Problem statement> Work out how many lines in the records include the word "label", then answer with nothing but that number.

Dataset entries>
╔══

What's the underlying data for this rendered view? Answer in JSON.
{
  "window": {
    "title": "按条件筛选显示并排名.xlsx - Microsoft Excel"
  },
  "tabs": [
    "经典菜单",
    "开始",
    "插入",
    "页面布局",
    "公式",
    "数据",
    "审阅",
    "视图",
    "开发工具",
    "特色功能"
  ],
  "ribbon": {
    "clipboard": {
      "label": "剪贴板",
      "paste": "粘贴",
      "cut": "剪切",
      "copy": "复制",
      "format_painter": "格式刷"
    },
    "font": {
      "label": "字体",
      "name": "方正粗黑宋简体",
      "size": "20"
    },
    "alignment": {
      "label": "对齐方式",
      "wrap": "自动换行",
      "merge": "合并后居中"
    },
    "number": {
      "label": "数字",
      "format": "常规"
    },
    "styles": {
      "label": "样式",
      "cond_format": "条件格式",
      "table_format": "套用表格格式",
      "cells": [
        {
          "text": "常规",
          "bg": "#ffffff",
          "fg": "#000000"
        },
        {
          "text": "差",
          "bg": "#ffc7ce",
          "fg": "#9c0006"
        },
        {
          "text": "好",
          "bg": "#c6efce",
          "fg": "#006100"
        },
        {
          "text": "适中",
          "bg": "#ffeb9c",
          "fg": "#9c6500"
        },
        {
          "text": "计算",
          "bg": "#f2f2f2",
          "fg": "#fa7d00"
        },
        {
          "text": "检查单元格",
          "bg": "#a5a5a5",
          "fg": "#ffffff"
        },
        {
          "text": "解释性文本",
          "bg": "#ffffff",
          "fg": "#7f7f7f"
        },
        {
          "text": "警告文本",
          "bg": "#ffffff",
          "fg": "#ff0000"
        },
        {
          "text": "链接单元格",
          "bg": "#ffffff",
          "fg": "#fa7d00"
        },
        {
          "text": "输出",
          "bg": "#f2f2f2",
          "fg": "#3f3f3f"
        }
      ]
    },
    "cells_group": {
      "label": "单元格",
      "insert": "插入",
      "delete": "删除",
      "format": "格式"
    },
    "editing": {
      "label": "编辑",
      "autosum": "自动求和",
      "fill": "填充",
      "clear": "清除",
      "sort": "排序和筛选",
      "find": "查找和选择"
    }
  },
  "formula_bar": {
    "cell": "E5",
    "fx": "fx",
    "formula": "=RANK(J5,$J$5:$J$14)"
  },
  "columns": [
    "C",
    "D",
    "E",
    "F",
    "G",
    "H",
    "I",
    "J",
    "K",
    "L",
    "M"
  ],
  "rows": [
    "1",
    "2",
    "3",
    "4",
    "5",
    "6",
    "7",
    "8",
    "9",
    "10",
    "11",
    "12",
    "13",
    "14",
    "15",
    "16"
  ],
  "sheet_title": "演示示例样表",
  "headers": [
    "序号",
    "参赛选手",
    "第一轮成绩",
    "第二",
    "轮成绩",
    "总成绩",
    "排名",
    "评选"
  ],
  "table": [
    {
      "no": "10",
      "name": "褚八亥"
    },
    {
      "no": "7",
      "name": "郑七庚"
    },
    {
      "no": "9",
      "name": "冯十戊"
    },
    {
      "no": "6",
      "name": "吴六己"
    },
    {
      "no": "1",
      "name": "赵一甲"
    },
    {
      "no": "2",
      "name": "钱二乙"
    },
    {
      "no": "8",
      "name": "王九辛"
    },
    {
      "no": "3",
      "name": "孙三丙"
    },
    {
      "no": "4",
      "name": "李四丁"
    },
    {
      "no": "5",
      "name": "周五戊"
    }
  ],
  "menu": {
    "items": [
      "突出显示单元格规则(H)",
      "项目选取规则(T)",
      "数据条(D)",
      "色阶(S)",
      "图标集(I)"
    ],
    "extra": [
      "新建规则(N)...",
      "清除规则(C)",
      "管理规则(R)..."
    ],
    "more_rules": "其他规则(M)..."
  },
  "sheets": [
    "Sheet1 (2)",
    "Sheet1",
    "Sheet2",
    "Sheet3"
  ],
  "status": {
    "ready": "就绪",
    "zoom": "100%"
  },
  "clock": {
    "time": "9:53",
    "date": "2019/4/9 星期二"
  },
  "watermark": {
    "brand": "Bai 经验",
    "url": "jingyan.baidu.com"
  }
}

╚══

Answer to this task> 7